DAVID: And to congregations? What’s most important to say to people in the pews?

CYNTHIA: I would mention the negative consequence of clergy turnover to them, as well. They have a role to play in making that relationship work. One of the biggest problems in churches is conflict—and a lot of church people want to fix conflict by bringing in a new pastor. That’s not fair. And it’s not good for the church. A new pastor can’t fix everything. The pastor they have right now—it’s better if they can make that work. And, I think it’s a good idea for people in the pew to pray for their pastor.

DAVID: Are you saying that, even if there’s conflict in a church, the people shouldn’t oust the pastor?

CYNTHIA: Yes, I do think that. The statistics are something like 1 in 10 pastors across the country are leaving each year.

DAVID: Are there things congregations can do to improve their pastors’ longevity?

CYNTHIA: People don’t tend to think about what brings their pastors joy. That’s something churches rarely talk about. It’s worth considering because all pastors experience stress—but if you have high satisfaction in ministry, that balances out the stress. Congregations may focus on reducing stress, but that’s only one half of the equation. We also should identify what brings our pastors joy.

DAVID: Overall, you do find that clergy are satisfied.

CYNTHIA: That’s true. Clergy actually are very satisfied. Most pastors score very high compared with the general population That may seem contradictory when we talk about stress and conflict in congregations, but we’re not talking about just a job, here. We’re talking about a calling. Pastors can experience great stress but also great satisfaction.

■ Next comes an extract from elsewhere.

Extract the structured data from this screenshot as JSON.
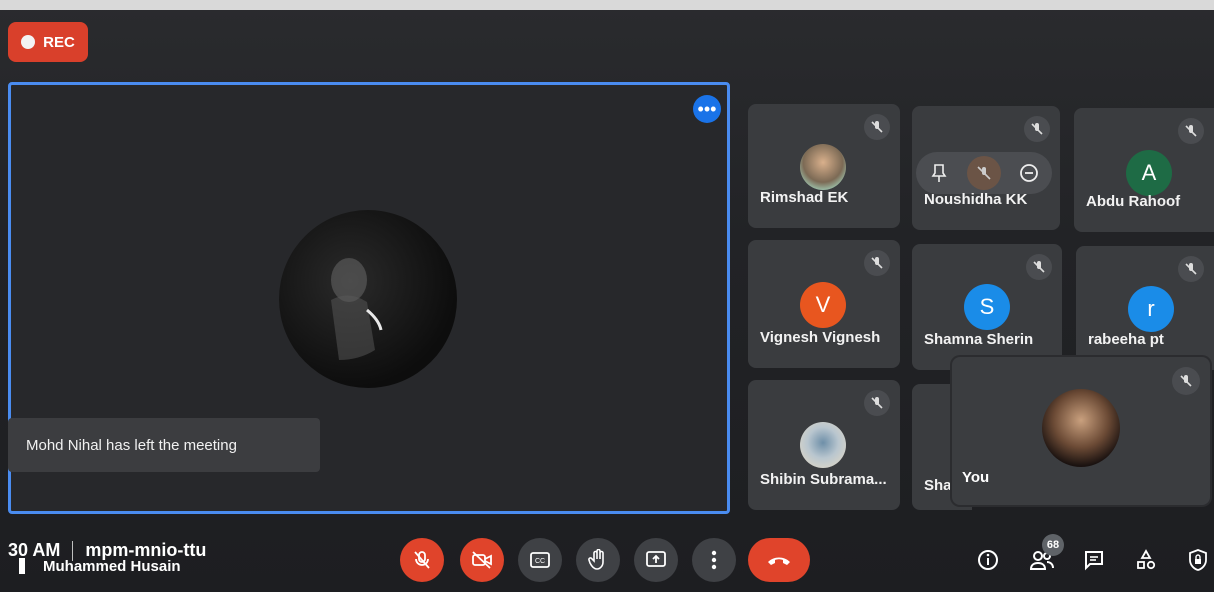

DAVID: You point out in your book that computers, the Internet and social media are changing congregations—and their roles in their larger communities. You write that: “Now every savvy pastor must adapt to new social media and worship technology … The explosion of innovative communication technologies strains the budgets and the imaginations of many congregations and their leaders. It also raises new boundary and ethical issues for leaders to navigate.”

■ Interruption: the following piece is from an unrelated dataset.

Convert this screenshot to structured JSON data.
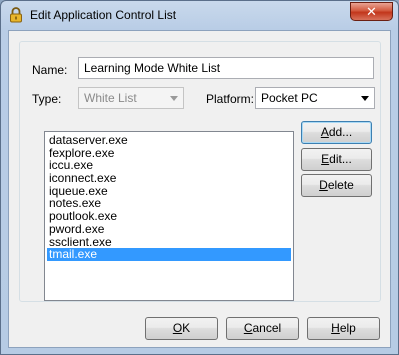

CYNTHIA: Yes, the mastering of current technology is a part of the required skillset for pastors—and they’re fooling themselves, now, if they think it isn’t. That’s one reason younger clergy have a huge advantage. Younger pastors use Twitter, they email, they text, they use Facebook.

When I was doing interviews with pastors, I would have to contact them to set up these interviews. I quickly discovered that anyone under 45 would reply to me within 10 minutes and we’d get the interview set up right away. Older pastors—they might not even have an email account. We would have to call the church office where a secretary would screen calls. I might not be able to reach the pastor for days. That’s a problem for people in the congregation if they can’t reach their pastor in the ways they communicate with everyone else.

But things are changing. I remember back in 2001, we would beg churches to get a website. We would say: “If you don’t have a website, anyone under 45 doesn’t think you exist.” Now we don’t have to make that argument anymore. Most churches at least have static communication like a website—but most churches still haven’t gone into more interactive technology. Churches need to explore what’s possible today and what their worshipers are using all the time. After all, the people in the pew expect these things as they communicate with each other. And, the people in the pew are a highly educated group of people.

Care to read more from the U.S. Congregational Life Survey?

The team has published three earlier books: A Field Guide to U.S. Congregations, Who’s Going Where and Why? And: Places of Promise, Finding Strength in Your Congregation’s Location. And also: Beyond the Ordinary, Ten Strengths of U.S. Congregations.

You’ll also enjoy the project’s own website: U.S. Congregations.

Originally published at, an online magazine covering religion and cultural diversity.

Print Friendly, PDF & Email